(Entries from a dataset of interfaces)

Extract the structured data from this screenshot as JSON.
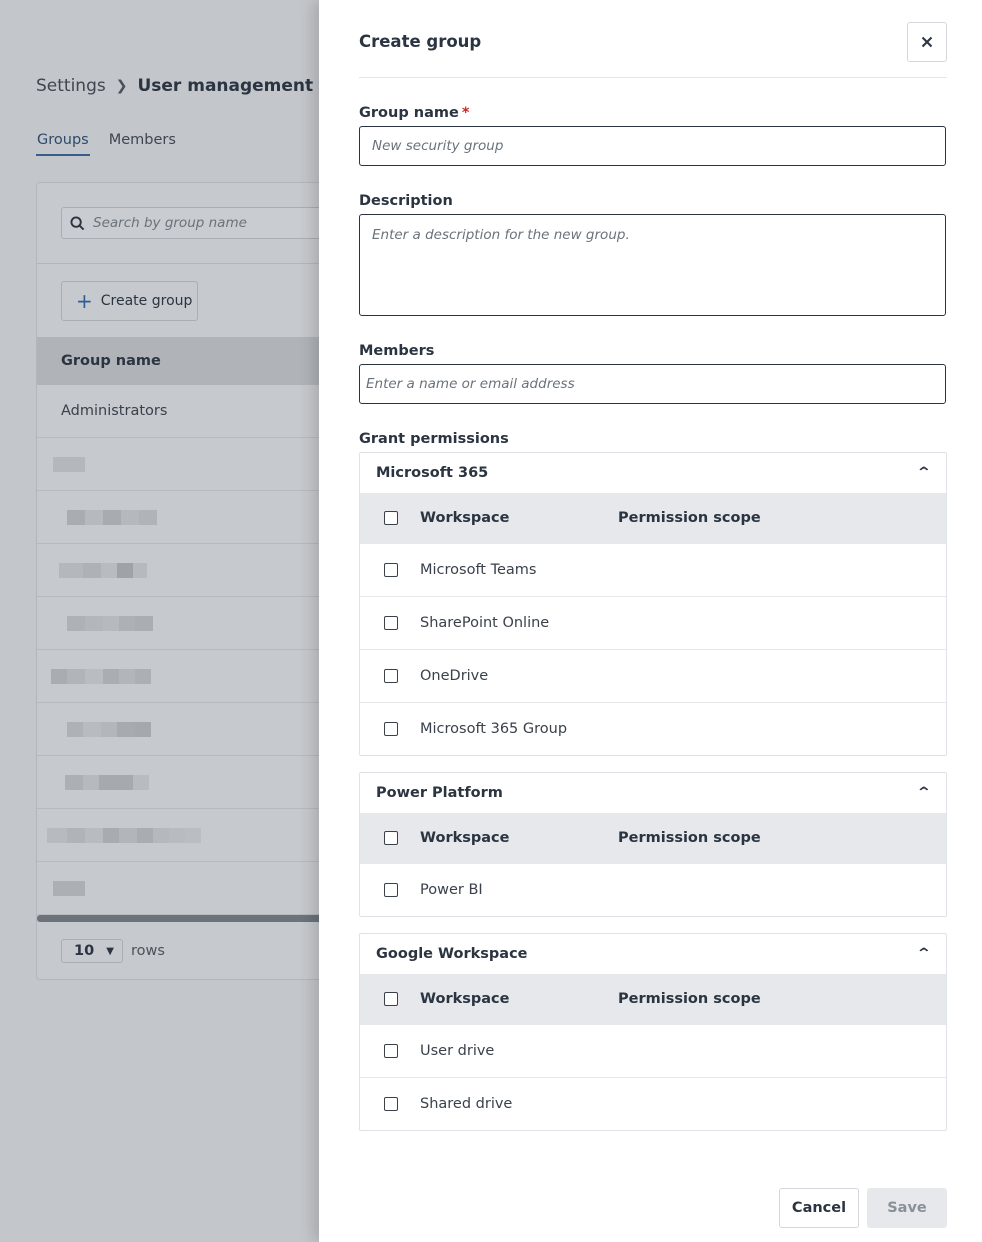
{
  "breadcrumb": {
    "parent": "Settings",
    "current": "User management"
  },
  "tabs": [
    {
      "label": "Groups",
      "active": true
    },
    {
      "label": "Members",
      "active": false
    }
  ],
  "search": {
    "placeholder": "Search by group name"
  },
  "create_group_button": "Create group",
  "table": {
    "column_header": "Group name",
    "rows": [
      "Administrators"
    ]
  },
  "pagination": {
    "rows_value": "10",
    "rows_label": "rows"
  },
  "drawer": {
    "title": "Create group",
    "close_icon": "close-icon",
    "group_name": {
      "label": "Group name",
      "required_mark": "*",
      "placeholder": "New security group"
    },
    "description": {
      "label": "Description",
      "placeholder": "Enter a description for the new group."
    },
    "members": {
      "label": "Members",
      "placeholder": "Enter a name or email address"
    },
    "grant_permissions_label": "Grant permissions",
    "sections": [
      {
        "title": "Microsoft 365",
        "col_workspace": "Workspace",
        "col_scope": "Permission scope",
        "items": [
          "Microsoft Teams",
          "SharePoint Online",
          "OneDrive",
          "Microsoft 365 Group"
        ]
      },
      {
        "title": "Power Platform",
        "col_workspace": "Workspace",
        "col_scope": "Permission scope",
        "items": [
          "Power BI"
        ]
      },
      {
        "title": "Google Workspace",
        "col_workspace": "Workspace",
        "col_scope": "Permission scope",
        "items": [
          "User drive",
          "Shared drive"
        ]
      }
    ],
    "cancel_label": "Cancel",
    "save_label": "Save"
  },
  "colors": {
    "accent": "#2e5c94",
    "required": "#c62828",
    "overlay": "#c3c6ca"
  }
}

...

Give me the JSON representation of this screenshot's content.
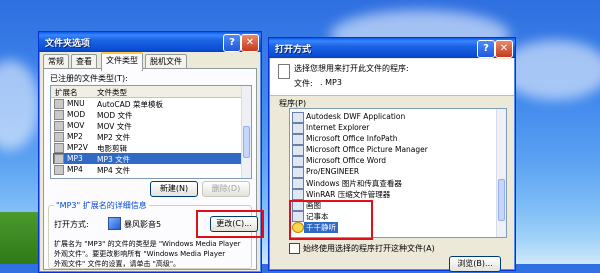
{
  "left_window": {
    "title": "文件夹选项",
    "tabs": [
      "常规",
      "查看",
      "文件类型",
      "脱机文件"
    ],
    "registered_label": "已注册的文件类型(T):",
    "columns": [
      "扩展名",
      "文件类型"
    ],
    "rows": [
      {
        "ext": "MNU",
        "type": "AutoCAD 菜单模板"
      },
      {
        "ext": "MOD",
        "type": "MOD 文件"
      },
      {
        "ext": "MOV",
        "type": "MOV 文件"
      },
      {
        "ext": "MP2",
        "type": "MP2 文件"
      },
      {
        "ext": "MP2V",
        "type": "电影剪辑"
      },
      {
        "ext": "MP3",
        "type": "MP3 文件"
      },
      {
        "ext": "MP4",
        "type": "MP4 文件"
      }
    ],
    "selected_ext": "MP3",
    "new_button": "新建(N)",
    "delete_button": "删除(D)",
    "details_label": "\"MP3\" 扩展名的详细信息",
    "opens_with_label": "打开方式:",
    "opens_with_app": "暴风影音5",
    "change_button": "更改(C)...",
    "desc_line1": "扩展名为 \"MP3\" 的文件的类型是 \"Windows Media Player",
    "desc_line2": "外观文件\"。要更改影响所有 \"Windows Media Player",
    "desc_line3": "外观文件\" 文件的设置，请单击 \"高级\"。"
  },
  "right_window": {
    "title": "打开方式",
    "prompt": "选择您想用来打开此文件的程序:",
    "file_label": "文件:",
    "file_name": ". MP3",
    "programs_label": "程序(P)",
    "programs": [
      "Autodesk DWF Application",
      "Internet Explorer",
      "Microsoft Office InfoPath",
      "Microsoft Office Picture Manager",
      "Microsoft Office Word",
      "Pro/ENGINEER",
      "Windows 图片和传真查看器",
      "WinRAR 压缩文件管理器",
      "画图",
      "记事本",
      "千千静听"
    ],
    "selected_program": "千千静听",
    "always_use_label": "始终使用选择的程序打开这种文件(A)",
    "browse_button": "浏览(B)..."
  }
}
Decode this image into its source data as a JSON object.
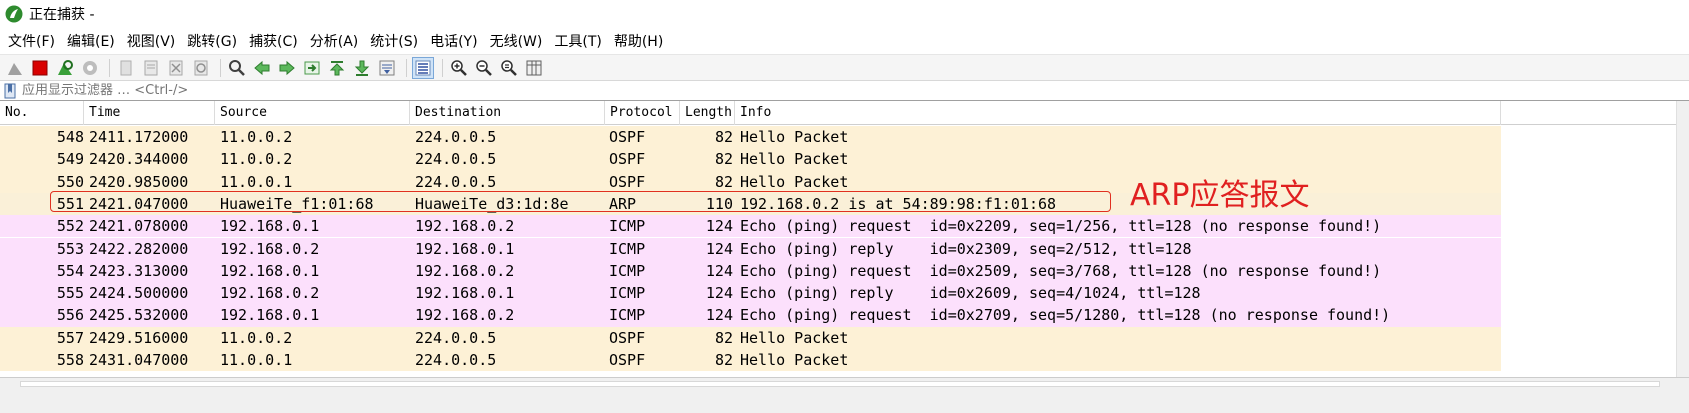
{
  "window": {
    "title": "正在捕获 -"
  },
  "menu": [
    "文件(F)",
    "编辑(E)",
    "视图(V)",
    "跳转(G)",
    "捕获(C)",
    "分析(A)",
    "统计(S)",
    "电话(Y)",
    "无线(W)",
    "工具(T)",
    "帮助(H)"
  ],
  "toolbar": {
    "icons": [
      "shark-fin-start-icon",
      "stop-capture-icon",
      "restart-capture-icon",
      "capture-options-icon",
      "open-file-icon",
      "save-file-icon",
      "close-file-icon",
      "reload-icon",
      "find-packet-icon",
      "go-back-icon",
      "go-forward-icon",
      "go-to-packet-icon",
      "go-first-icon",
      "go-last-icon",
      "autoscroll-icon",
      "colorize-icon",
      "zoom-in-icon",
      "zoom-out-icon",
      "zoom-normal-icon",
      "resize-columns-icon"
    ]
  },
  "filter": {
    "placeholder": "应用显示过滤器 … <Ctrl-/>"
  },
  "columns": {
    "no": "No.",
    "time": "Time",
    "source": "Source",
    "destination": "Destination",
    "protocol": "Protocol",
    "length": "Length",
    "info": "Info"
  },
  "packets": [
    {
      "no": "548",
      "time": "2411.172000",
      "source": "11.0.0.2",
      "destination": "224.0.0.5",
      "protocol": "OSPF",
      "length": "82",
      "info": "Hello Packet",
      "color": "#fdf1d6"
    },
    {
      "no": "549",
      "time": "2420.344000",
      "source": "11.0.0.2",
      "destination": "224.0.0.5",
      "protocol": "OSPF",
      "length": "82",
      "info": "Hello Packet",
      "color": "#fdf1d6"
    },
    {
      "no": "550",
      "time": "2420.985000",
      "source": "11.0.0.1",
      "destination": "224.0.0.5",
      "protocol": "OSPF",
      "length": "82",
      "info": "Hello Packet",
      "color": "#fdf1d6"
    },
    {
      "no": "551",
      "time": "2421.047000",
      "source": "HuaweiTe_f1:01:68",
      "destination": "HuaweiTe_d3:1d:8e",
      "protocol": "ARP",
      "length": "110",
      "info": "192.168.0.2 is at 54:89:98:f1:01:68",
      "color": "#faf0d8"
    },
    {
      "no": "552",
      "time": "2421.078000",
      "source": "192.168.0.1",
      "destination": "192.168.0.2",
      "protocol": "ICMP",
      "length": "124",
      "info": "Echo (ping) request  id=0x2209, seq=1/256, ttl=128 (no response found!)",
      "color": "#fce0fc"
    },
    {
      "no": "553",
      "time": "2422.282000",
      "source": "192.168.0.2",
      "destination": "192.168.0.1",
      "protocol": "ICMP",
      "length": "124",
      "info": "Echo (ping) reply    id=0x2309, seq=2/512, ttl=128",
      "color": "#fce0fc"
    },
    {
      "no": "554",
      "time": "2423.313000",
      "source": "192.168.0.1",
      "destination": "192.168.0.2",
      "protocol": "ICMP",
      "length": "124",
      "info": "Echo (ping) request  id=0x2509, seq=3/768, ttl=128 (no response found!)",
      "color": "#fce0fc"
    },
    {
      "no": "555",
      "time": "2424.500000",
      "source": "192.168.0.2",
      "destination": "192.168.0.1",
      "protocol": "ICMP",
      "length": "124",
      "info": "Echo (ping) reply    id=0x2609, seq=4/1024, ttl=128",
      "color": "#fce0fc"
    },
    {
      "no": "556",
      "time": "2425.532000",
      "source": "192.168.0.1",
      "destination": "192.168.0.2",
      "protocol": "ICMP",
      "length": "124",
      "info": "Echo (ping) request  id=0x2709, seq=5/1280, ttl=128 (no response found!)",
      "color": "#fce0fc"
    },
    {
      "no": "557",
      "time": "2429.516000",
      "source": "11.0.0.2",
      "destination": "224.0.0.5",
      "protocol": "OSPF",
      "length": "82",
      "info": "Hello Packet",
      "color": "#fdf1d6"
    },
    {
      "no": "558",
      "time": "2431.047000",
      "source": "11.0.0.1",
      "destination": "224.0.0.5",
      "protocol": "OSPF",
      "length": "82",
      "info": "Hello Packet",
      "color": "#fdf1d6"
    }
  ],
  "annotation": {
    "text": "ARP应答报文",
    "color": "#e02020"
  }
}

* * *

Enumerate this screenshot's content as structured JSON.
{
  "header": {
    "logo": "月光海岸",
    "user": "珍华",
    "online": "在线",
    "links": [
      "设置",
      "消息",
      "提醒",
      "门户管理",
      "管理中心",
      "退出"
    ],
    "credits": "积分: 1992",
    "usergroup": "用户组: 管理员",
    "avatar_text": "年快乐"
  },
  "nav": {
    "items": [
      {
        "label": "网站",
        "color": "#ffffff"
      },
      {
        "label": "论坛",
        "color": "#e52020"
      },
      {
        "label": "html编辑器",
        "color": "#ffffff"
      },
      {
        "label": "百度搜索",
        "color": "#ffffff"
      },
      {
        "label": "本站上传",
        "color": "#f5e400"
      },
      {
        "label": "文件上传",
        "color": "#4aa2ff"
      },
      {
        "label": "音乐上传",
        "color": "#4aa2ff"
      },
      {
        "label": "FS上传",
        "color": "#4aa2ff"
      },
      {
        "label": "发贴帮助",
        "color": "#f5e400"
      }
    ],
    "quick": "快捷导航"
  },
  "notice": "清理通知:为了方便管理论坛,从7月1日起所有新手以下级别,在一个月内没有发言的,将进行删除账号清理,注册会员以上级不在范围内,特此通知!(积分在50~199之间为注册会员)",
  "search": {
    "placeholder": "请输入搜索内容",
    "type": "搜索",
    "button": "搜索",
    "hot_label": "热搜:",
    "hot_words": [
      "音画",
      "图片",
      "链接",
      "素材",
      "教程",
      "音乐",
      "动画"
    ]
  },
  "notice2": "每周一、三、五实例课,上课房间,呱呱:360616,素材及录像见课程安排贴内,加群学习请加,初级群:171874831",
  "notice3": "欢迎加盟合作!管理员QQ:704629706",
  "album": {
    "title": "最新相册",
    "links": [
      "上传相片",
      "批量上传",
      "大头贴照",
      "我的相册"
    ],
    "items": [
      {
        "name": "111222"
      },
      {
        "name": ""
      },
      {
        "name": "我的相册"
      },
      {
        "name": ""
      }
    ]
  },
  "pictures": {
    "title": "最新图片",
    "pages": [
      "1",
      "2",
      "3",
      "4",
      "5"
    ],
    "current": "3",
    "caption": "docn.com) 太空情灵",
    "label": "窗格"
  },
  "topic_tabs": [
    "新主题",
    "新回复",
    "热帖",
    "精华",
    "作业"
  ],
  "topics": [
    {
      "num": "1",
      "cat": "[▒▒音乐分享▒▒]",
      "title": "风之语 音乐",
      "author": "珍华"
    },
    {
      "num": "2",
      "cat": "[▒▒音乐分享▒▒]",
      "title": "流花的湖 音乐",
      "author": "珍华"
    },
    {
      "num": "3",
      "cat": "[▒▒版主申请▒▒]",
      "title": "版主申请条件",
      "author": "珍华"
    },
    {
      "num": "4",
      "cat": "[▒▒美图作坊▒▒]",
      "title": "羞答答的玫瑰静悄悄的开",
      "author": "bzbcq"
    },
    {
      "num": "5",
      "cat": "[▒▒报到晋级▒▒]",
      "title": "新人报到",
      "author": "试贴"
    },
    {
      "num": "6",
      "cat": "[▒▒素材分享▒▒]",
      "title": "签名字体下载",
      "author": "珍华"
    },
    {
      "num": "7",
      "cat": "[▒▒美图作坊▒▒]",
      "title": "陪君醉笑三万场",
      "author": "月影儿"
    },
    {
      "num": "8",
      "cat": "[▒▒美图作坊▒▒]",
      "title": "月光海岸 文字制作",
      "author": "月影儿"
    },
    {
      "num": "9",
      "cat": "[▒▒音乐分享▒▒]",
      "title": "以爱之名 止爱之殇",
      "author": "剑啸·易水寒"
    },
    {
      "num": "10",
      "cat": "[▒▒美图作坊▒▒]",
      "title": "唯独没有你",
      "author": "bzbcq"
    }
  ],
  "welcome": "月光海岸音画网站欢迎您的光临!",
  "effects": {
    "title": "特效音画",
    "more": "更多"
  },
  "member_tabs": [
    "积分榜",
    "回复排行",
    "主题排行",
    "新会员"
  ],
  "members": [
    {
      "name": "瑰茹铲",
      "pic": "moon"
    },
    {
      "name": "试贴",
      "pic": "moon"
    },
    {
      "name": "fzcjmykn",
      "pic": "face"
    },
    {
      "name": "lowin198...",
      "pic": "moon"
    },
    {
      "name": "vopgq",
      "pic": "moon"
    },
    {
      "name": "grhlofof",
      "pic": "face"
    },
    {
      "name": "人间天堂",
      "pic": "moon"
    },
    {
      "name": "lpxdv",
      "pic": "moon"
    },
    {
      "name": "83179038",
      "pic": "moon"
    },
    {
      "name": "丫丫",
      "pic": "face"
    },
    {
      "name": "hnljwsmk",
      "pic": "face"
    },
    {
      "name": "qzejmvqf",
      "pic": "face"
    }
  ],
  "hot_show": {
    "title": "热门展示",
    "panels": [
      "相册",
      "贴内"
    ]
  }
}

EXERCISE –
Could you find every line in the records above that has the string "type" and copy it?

OUTPUT OF THE TASK –
        "type": "AutoCAD 菜单模板"
        "type": "MOD 文件"
        "type": "MOV 文件"
        "type": "MP2 文件"
        "type": "电影剪辑"
        "type": "MP3 文件"
        "type": "MP4 文件"
    "type": "搜索",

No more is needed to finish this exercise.